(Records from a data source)
═══

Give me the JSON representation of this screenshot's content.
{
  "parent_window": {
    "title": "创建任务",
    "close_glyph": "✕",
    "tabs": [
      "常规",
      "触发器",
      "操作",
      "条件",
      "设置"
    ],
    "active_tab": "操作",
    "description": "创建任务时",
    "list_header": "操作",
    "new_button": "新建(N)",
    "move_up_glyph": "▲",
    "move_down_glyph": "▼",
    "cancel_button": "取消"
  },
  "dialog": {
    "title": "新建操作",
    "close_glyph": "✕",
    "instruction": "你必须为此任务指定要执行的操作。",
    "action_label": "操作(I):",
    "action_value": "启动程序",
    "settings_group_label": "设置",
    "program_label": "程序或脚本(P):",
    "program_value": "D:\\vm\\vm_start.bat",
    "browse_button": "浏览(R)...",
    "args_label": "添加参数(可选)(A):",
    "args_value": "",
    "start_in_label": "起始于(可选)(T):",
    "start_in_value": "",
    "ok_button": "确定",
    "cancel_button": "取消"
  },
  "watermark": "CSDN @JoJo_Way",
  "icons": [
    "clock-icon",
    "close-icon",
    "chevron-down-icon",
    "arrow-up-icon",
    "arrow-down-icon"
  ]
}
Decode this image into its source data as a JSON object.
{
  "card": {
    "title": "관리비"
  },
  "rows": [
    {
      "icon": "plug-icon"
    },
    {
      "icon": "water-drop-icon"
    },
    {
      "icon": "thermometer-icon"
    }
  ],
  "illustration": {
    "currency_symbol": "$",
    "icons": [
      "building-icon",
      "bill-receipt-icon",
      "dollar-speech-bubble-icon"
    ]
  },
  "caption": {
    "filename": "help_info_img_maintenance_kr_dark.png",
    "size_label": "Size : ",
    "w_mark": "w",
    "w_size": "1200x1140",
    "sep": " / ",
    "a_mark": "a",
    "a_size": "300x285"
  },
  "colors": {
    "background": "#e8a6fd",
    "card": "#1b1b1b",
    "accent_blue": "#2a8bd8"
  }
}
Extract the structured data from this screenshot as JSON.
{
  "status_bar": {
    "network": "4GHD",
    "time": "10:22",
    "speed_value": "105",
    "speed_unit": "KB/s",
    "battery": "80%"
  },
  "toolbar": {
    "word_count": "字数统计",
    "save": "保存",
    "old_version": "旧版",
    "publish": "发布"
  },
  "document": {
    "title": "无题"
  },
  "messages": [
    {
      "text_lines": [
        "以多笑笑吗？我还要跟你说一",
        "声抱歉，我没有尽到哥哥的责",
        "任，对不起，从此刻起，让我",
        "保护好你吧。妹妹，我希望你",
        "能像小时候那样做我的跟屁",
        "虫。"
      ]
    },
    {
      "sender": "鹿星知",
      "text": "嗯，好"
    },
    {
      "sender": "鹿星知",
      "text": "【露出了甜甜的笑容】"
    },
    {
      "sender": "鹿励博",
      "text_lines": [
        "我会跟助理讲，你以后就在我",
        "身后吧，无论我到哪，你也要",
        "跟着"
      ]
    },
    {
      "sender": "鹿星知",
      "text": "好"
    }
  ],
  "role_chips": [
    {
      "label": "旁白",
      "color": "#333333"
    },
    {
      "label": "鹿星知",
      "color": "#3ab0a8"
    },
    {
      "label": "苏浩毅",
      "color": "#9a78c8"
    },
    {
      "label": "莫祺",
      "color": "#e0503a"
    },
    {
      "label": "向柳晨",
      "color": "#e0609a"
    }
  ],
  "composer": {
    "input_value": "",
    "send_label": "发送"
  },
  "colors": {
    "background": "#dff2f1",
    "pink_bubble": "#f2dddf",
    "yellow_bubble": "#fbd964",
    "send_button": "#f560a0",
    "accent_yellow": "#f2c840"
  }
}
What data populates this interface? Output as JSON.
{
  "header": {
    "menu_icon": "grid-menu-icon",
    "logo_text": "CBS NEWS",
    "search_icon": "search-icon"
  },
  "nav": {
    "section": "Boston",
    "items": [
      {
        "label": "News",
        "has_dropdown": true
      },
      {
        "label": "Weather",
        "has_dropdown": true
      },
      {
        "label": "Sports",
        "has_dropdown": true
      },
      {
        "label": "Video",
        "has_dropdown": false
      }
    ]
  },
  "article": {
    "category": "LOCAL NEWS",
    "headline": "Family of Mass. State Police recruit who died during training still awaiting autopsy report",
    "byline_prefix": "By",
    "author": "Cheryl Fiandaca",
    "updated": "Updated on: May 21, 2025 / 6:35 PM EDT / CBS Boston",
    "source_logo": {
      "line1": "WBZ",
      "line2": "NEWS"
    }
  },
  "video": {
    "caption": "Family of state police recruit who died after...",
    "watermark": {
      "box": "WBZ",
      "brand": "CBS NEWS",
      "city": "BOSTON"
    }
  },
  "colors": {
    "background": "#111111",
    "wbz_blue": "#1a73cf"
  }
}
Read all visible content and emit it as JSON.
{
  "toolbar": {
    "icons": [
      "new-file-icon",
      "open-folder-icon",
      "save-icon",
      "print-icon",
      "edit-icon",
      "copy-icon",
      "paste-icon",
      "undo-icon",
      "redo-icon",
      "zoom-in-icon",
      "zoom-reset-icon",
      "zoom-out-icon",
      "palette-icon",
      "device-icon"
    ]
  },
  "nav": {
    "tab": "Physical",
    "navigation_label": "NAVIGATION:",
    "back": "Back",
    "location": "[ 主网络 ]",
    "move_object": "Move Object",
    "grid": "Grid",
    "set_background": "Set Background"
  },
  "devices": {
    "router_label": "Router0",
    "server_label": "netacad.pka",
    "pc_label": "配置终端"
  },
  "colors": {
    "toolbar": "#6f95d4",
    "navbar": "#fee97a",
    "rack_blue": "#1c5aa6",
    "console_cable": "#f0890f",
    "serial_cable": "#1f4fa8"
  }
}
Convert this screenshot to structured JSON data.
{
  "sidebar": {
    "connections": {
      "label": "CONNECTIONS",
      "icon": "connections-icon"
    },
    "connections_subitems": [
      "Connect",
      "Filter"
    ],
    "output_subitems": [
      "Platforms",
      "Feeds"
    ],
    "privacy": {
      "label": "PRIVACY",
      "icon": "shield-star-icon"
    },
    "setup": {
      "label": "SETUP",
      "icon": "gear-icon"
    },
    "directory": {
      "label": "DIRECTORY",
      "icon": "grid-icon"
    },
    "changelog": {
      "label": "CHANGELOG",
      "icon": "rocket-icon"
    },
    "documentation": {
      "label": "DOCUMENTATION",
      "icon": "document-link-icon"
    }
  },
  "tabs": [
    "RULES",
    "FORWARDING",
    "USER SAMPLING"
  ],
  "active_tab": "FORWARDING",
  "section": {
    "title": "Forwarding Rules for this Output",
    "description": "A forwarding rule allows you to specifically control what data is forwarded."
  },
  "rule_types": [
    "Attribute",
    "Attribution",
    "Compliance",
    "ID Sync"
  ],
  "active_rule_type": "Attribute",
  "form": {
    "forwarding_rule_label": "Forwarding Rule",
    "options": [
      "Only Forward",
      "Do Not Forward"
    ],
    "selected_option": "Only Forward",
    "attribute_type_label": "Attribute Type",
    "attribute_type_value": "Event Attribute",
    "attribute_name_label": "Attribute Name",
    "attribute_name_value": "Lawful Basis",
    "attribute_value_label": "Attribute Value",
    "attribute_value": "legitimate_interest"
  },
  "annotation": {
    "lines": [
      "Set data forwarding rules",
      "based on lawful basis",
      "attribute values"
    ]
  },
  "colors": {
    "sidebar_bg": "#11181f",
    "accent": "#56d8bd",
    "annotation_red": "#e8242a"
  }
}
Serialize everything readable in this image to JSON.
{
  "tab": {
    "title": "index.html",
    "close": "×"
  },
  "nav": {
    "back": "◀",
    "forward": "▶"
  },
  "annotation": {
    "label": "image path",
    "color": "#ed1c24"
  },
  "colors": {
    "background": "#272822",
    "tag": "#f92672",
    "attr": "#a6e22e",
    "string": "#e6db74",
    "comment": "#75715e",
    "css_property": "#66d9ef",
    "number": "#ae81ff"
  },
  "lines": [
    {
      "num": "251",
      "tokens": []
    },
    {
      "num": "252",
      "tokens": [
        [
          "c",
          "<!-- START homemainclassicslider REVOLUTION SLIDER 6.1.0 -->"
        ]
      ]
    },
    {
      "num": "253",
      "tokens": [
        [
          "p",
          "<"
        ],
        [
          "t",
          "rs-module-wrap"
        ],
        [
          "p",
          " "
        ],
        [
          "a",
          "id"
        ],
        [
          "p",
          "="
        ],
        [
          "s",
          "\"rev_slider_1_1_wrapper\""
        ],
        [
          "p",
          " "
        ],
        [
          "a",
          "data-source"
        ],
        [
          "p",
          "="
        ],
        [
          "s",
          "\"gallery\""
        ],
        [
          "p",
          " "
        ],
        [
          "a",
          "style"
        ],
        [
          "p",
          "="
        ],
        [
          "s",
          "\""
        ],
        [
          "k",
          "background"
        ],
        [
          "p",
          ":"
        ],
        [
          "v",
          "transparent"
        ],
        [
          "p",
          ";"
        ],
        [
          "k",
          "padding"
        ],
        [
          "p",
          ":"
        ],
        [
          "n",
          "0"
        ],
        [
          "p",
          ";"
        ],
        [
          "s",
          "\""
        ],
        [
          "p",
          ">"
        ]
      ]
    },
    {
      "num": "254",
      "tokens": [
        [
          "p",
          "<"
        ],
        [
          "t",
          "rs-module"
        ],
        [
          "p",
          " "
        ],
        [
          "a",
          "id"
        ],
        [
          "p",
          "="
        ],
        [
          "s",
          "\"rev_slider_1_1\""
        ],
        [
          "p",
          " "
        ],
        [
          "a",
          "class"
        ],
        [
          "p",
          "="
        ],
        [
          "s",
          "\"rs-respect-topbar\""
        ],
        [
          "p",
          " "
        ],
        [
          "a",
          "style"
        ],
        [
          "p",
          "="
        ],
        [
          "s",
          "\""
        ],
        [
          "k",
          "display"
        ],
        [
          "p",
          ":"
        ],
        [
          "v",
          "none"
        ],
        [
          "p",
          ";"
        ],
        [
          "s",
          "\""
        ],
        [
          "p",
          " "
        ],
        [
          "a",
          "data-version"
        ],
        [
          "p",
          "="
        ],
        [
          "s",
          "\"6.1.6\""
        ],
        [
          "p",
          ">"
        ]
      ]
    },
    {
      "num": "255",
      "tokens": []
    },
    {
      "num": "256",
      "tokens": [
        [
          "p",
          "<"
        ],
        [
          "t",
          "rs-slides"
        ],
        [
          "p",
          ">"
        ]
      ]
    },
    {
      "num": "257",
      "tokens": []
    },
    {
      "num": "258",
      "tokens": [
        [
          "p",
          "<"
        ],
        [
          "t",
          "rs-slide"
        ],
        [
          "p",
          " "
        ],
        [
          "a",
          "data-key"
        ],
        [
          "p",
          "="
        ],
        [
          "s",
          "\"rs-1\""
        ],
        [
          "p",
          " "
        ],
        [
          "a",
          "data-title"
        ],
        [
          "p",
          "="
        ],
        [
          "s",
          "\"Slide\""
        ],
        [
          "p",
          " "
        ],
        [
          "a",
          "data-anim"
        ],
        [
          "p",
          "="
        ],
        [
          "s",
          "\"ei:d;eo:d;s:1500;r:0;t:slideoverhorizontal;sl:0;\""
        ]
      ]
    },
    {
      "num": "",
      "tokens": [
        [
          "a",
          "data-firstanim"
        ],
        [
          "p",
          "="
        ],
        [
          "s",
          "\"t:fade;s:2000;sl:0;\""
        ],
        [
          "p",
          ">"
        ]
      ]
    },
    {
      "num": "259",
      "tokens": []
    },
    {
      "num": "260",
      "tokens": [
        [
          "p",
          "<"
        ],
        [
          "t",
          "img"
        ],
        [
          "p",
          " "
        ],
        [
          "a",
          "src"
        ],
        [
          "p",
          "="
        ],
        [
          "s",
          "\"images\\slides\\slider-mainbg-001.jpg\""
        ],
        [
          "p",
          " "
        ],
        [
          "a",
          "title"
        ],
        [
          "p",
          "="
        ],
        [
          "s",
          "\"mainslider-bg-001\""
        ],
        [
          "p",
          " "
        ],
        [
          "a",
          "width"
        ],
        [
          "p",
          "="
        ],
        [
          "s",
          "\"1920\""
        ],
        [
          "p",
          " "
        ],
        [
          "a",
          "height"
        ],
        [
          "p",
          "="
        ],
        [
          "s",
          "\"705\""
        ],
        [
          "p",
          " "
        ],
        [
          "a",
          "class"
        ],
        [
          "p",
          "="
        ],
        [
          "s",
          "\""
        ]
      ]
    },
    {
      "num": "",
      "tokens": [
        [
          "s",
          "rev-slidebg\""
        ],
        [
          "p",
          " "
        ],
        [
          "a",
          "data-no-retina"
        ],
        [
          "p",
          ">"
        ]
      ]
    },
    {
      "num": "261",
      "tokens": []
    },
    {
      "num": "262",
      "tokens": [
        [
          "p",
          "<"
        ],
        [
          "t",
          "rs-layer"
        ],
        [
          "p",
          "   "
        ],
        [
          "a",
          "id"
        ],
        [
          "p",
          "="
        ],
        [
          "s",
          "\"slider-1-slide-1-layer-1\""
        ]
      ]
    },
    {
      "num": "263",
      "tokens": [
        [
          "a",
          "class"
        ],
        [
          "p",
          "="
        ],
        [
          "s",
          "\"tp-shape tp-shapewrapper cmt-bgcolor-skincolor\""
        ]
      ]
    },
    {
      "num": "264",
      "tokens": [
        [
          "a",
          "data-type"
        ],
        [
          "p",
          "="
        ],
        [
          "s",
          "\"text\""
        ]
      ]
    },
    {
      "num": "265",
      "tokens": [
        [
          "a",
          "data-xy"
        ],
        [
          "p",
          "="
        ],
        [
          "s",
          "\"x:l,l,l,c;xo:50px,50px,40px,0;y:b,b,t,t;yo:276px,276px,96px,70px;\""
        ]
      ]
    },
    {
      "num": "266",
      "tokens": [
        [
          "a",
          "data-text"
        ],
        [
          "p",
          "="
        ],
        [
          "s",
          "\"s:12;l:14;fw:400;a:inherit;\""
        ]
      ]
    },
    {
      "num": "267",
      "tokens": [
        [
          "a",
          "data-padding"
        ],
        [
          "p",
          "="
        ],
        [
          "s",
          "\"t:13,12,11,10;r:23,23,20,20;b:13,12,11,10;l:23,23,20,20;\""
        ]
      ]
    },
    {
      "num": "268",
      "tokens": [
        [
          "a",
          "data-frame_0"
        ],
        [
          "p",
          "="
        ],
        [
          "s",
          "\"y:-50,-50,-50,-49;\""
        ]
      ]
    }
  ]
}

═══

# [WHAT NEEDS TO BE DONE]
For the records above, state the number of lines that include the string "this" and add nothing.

# [SOLUTION TO THE PROBLEM]
7